_Data_
_ _ _ _ _ _ _
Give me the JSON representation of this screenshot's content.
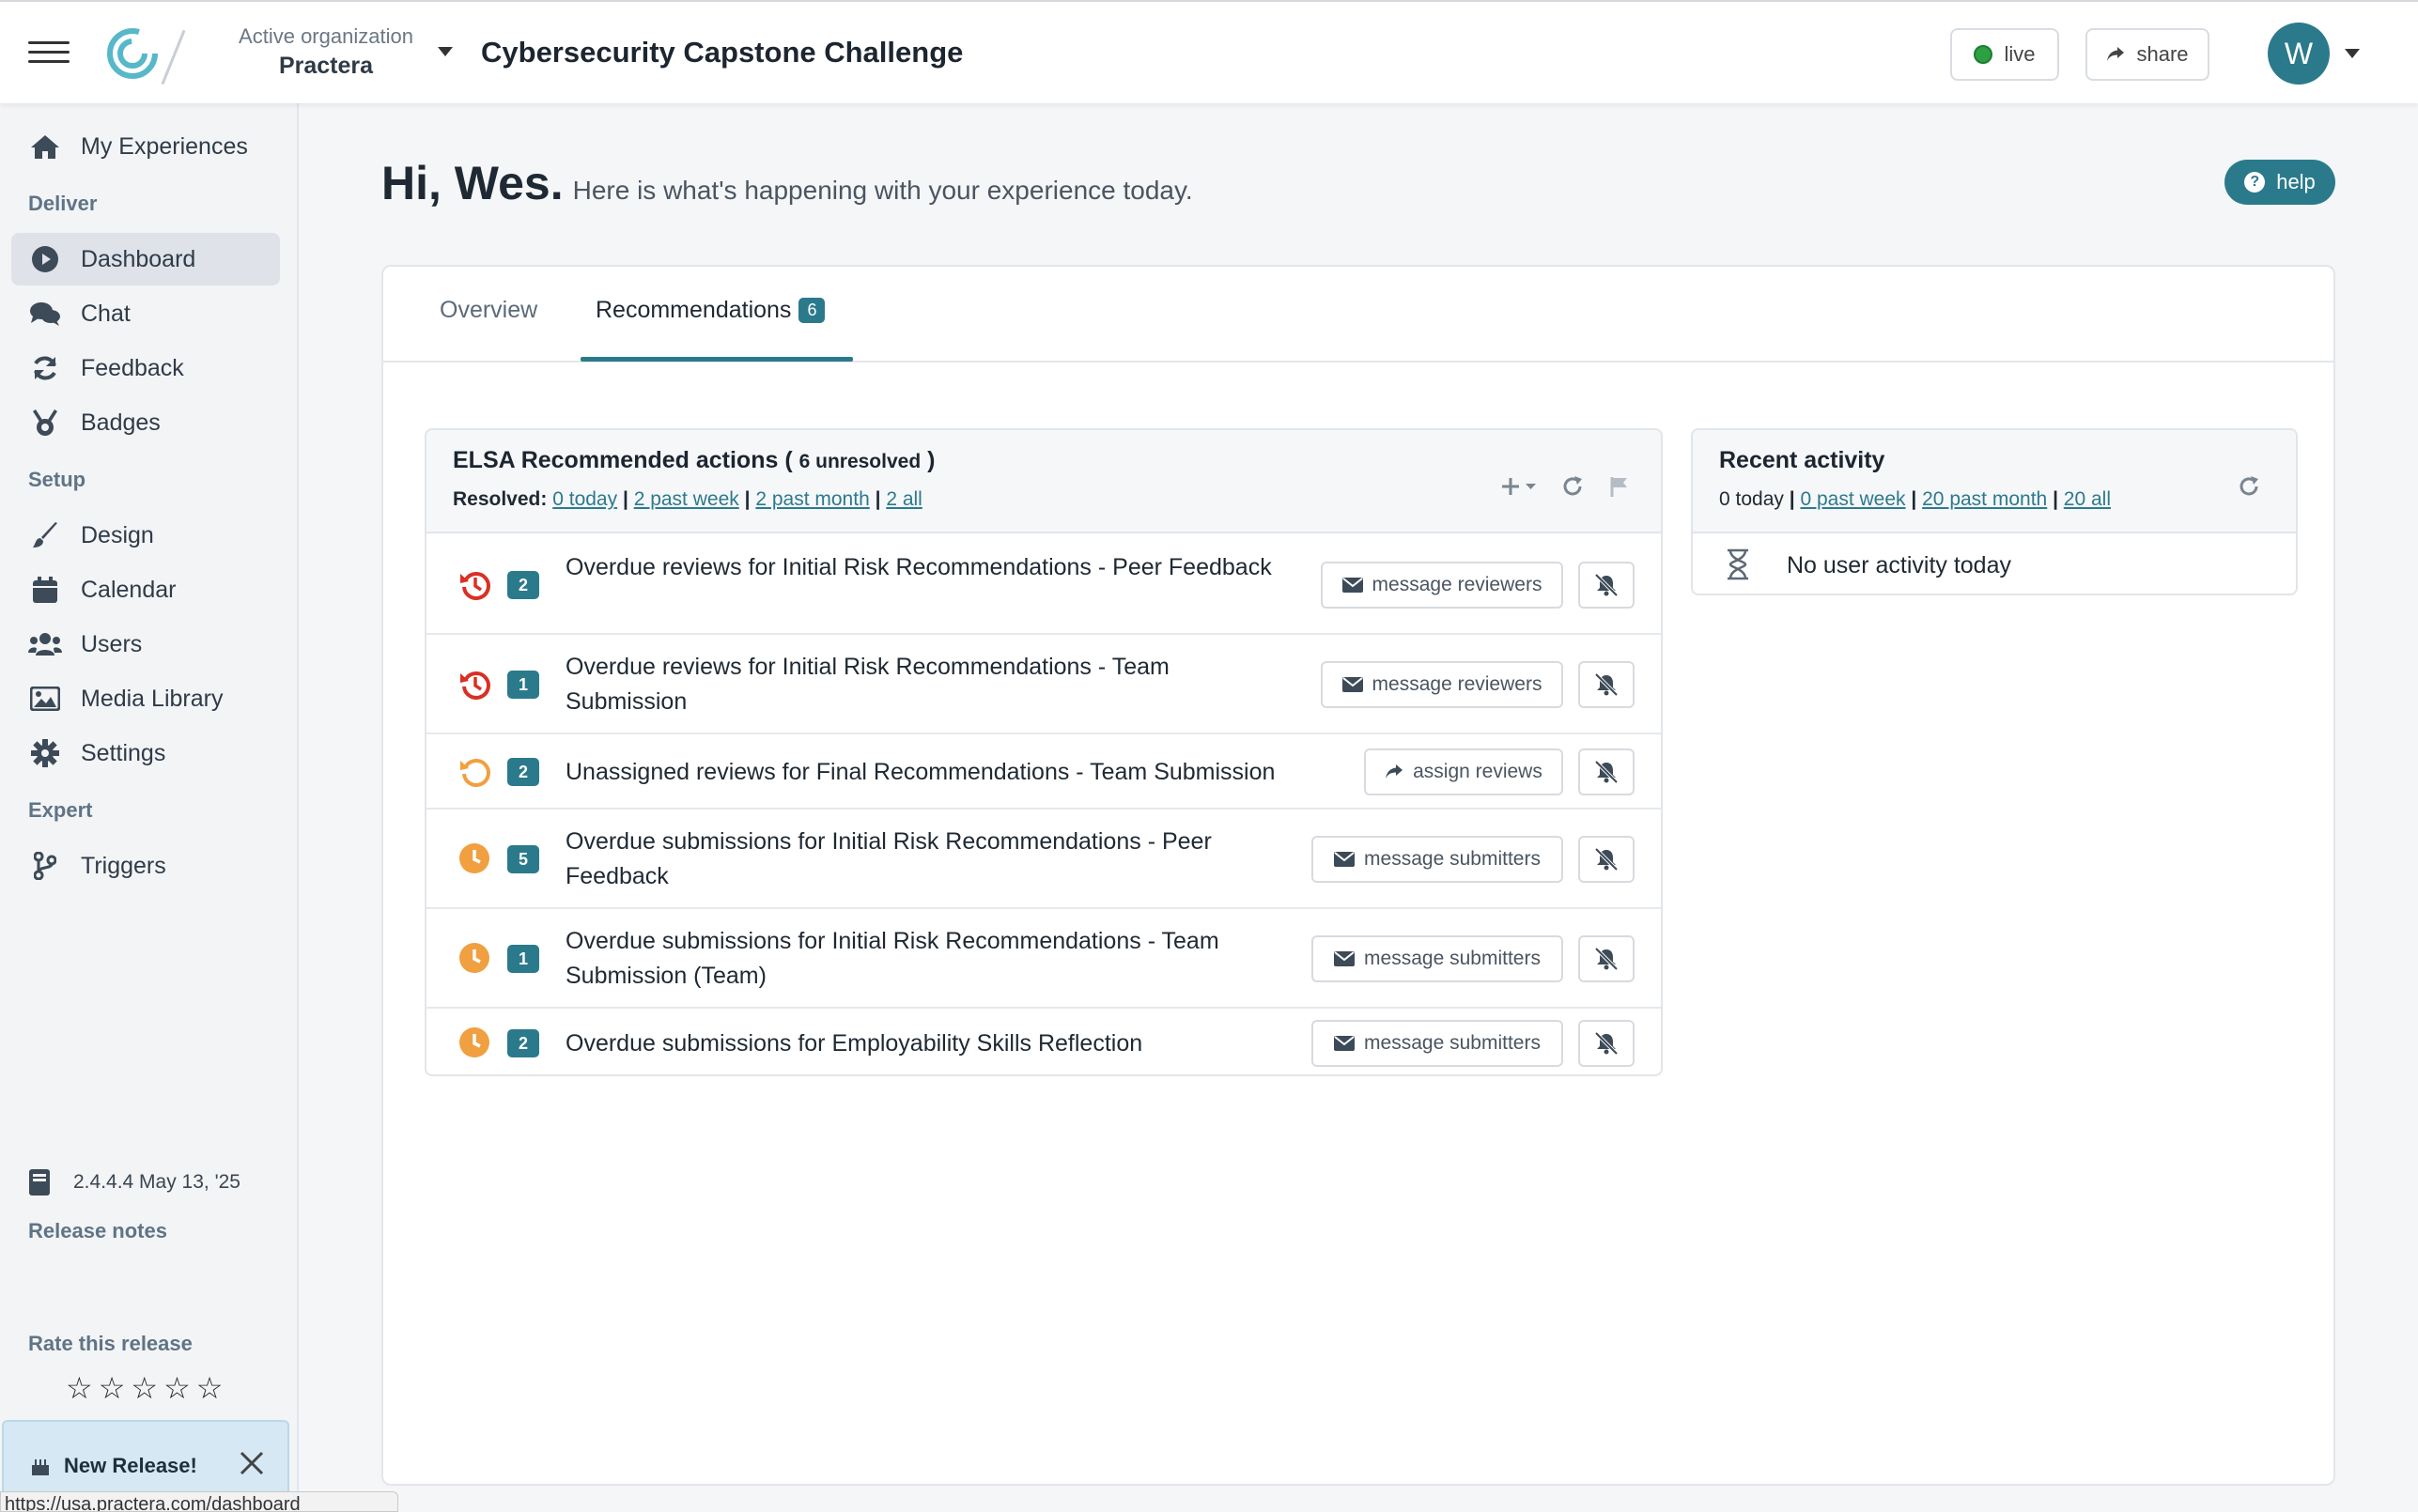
{
  "header": {
    "org_label": "Active organization",
    "org_name": "Practera",
    "experience_title": "Cybersecurity Capstone Challenge",
    "live_label": "live",
    "share_label": "share",
    "avatar_initial": "W",
    "live_color": "#2ea043",
    "accent_color": "#2b7a8c"
  },
  "sidebar": {
    "my_experiences": "My Experiences",
    "section_deliver": "Deliver",
    "dashboard": "Dashboard",
    "chat": "Chat",
    "feedback": "Feedback",
    "badges": "Badges",
    "section_setup": "Setup",
    "design": "Design",
    "calendar": "Calendar",
    "users": "Users",
    "media_library": "Media Library",
    "settings": "Settings",
    "section_expert": "Expert",
    "triggers": "Triggers",
    "release_notes_label": "Release notes",
    "release_version": "2.4.4.4 May 13, '25",
    "rate_label": "Rate this release",
    "rating_max": 5,
    "rating_value": 0,
    "new_release_label": "New Release!"
  },
  "status_url": "https://usa.practera.com/dashboard",
  "main": {
    "greeting": "Hi, Wes.",
    "greeting_sub": "Here is what's happening with your experience today.",
    "help_label": "help",
    "tabs": {
      "overview": "Overview",
      "recommendations": "Recommendations",
      "recommendations_count": "6"
    }
  },
  "recommended": {
    "title": "ELSA Recommended actions (",
    "unresolved": "6 unresolved",
    "title_close": ")",
    "resolved_label": "Resolved:",
    "resolved_today": "0 today",
    "resolved_week": "2 past week",
    "resolved_month": "2 past month",
    "resolved_all": "2 all",
    "separator": "|",
    "rows": [
      {
        "count": "2",
        "icon": "history-red-icon",
        "text": "Overdue reviews for Initial Risk Recommendations - Peer Feedback",
        "action": "message reviewers",
        "action_icon": "envelope-icon"
      },
      {
        "count": "1",
        "icon": "history-red-icon",
        "text": "Overdue reviews for Initial Risk Recommendations - Team Submission",
        "action": "message reviewers",
        "action_icon": "envelope-icon"
      },
      {
        "count": "2",
        "icon": "undo-orange-icon",
        "text": "Unassigned reviews for Final Recommendations - Team Submission",
        "action": "assign reviews",
        "action_icon": "share-icon"
      },
      {
        "count": "5",
        "icon": "clock-orange-icon",
        "text": "Overdue submissions for Initial Risk Recommendations - Peer Feedback",
        "action": "message submitters",
        "action_icon": "envelope-icon"
      },
      {
        "count": "1",
        "icon": "clock-orange-icon",
        "text": "Overdue submissions for Initial Risk Recommendations - Team Submission (Team)",
        "action": "message submitters",
        "action_icon": "envelope-icon"
      },
      {
        "count": "2",
        "icon": "clock-orange-icon",
        "text": "Overdue submissions for Employability Skills Reflection",
        "action": "message submitters",
        "action_icon": "envelope-icon"
      }
    ],
    "colors": {
      "red": "#d93025",
      "orange": "#f0a040"
    }
  },
  "activity": {
    "title": "Recent activity",
    "today": "0 today",
    "past_week": "0 past week",
    "past_month": "20 past month",
    "all": "20 all",
    "separator": "|",
    "empty_text": "No user activity today"
  }
}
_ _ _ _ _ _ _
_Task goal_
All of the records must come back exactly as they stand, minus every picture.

_Exercise answer_
Give me the JSON representation of this screenshot's content.
{
  "header": {
    "org_label": "Active organization",
    "org_name": "Practera",
    "experience_title": "Cybersecurity Capstone Challenge",
    "live_label": "live",
    "share_label": "share",
    "avatar_initial": "W",
    "live_color": "#2ea043",
    "accent_color": "#2b7a8c"
  },
  "sidebar": {
    "my_experiences": "My Experiences",
    "section_deliver": "Deliver",
    "dashboard": "Dashboard",
    "chat": "Chat",
    "feedback": "Feedback",
    "badges": "Badges",
    "section_setup": "Setup",
    "design": "Design",
    "calendar": "Calendar",
    "users": "Users",
    "media_library": "Media Library",
    "settings": "Settings",
    "section_expert": "Expert",
    "triggers": "Triggers",
    "release_notes_label": "Release notes",
    "release_version": "2.4.4.4 May 13, '25",
    "rate_label": "Rate this release",
    "rating_max": 5,
    "rating_value": 0,
    "new_release_label": "New Release!"
  },
  "status_url": "https://usa.practera.com/dashboard",
  "main": {
    "greeting": "Hi, Wes.",
    "greeting_sub": "Here is what's happening with your experience today.",
    "help_label": "help",
    "tabs": {
      "overview": "Overview",
      "recommendations": "Recommendations",
      "recommendations_count": "6"
    }
  },
  "recommended": {
    "title": "ELSA Recommended actions (",
    "unresolved": "6 unresolved",
    "title_close": ")",
    "resolved_label": "Resolved:",
    "resolved_today": "0 today",
    "resolved_week": "2 past week",
    "resolved_month": "2 past month",
    "resolved_all": "2 all",
    "separator": "|",
    "rows": [
      {
        "count": "2",
        "icon": "history-red-icon",
        "text": "Overdue reviews for Initial Risk Recommendations - Peer Feedback",
        "action": "message reviewers",
        "action_icon": "envelope-icon"
      },
      {
        "count": "1",
        "icon": "history-red-icon",
        "text": "Overdue reviews for Initial Risk Recommendations - Team Submission",
        "action": "message reviewers",
        "action_icon": "envelope-icon"
      },
      {
        "count": "2",
        "icon": "undo-orange-icon",
        "text": "Unassigned reviews for Final Recommendations - Team Submission",
        "action": "assign reviews",
        "action_icon": "share-icon"
      },
      {
        "count": "5",
        "icon": "clock-orange-icon",
        "text": "Overdue submissions for Initial Risk Recommendations - Peer Feedback",
        "action": "message submitters",
        "action_icon": "envelope-icon"
      },
      {
        "count": "1",
        "icon": "clock-orange-icon",
        "text": "Overdue submissions for Initial Risk Recommendations - Team Submission (Team)",
        "action": "message submitters",
        "action_icon": "envelope-icon"
      },
      {
        "count": "2",
        "icon": "clock-orange-icon",
        "text": "Overdue submissions for Employability Skills Reflection",
        "action": "message submitters",
        "action_icon": "envelope-icon"
      }
    ],
    "colors": {
      "red": "#d93025",
      "orange": "#f0a040"
    }
  },
  "activity": {
    "title": "Recent activity",
    "today": "0 today",
    "past_week": "0 past week",
    "past_month": "20 past month",
    "all": "20 all",
    "separator": "|",
    "empty_text": "No user activity today"
  }
}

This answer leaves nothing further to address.